So, you have read the first book? Well if you have not yet, then be sure to check out the first part – How to Raise a Good Kid. Is the second one worth the read? Let us cover a few points and we will see where it stands.
To start off, in its core, it is nowhere near the first book. While the first book was filled with humor right off the first page, this one is not. It has occasional funny moments, but is not nearly as humorous as the first book. That is not necessarily a bad thing. It shows author’s mental growth and development between writing the first and the second book. And the pick of the stories shows that too.
Stories are basically as good as before, only a bit more serious and a bit more “grown up”. They still bring up values with which each individual should grow, so that is still present and still as good as before. You can find yourself in some of the stories and the book reaches to you in an improved way compared to the first one. In that sense, author nailed it and this is definitely a book for every child to read.
I am giving it 7 out of 10, just because of the lack of humor. I know it is hard to keep writing book after book and make it funny each and every time, but I have met this author through the first book in a comedian way, so to lose that feeling in the second book is kind of a let down.
Book recommendation: 7/10
When I first got this book I was expecting it to be some sort of a guide on how to raise your child, but it proved to be much more than that.
The book is filled by short stories told by the author about his childhood and how he was raised. Now that may seem like a boring thing to read, but it is far from that. Most of the short stories are filled with humor that had me giggling like a little girl at the first (!) page. Not every story is told in a humorous way tho, some are quite serious. It all depends on what the topic or the main point of the story is and what the author is trying to tell and the issues he is trying to portray (racism for example). The stories are not your average “read one time and never again” type of stories. You will definitely find yourself returning to the book and reading that one story, that managed to sink in, again and again.

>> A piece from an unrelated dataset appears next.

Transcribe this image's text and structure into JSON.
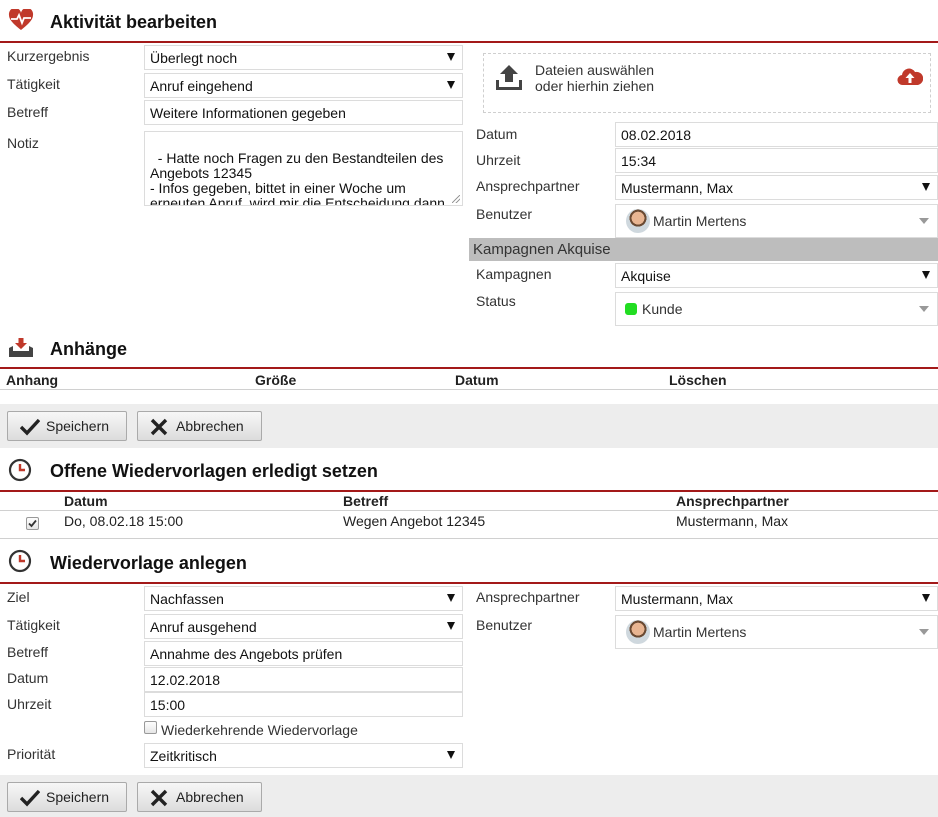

This book has it all, the good and the bad, and while it is not your typical guide on how to raise your children, you will see that every single story is basically the advice on how to do it. You will see that the values portrayed are something that you need to teach not only your children but also yourself. If we would all read and learn from stories like these, the world would be a much happier and friendlier place.
I must thank the author for sending me a review copy of this book. Thank you for this amazing book. The humor and the topic choices are excellent. This is one book that I will definitely hold on to because I feel like I am going to need it in the future.
Book recommendation: 9/10
Poverty is like a leech. It doesn’t kill you, but sucks your blood to the extent that you stop living.
I do not know where exactly to start or even what to say without spoiling the book. The book consists of short stories, each of them awaking a different emotion. But in the midst of the different emotions there is also an important life lesson that you will learn, story after story. This book will teach you about poverty, depression, loss of a loved one or even a friend. It will tell you the story, it will get your feelings into the mix, but it will not cleanse you from them. If you are feeling sad at the end of one story, you will be feeling dread after another. This makes the book quite hard to read if you are not ready for the harsh reality. I highly recommend it if you are looking to find more about the aspect of life that you have never been through before.
I have rated the book 7 out of 10 only because a story or two did not hit as hard as the others and it ruined the momentum.
I must also thank the author, Shilpi Chaklanobis, for providing me with a review book. Thank you for showing me that a simple book can give you such a flurry of emotions.
Book recommendation: 7/10